The Latin word refrigerium literally means "refreshment", and is the origin of the English noun "refrigerator" (Webster, 1913). In ancient Rome, the word referred specifically to a commemorative meal for the dead consumed in a graveyard. These meals were held on the day of burial, then again on the ninth day after the funeral, and annually thereafter. Early Christians continued the refrigerium ritual, by taking food to gravesites and catacombs in honor of Christian martyrs, as well as relatives.
The early Christian theologian Tertullian used the term refrigerium interim to describe a happy state in which the souls of the blessed are refreshed while they await the Last Judgment and their definitive entry into heaven. Later Christian writers referred to a similar, interim state of grace as the "Bosom of Abraham" (a term taken from Luke 16:22, 23). Tertullian's notions of refrigerium were part of a debate on whether the souls of the dead had to await the End of Times and the Last Judgment before their entrance into either heaven or hell, or whether, on the other hand, each soul was assigned its place in the eternal afterlife immediately after death (see particular judgment).
- La Piana, George, The Tombs of Peter and Paul Ad Catacumbas, The Harvard Theological Review, Vol. 14, No. 1 (Jan., 1921), 53.
- Lietzmann, Hans, The Tomb of the Apostles Ad Catacumbas, The Harvard Theological Review, Vol. 16, No. 2 (Apr., 1923), 147.
- Webster, Noah, Webster's Revised Unabridged Dictionary of the English Language, Springfield, Mass., G. & C. Merriam Company, 1913.

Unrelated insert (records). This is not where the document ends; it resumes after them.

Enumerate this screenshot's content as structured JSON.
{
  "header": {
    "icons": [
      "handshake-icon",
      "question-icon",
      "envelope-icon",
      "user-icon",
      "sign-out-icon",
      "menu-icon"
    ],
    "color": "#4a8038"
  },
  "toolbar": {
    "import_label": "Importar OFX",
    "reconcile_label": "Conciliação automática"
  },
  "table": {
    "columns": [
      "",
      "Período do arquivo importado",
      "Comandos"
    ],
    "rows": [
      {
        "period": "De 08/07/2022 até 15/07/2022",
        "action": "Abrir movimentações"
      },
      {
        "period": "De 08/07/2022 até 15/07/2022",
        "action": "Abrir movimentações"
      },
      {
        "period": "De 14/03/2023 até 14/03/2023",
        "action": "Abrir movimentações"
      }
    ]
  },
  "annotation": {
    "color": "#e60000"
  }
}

- Jacques Le Goff, The Birth of Purgatory, (Chicago: The University of Chicago Press, 1986). ISBN 978-0-226-47083-2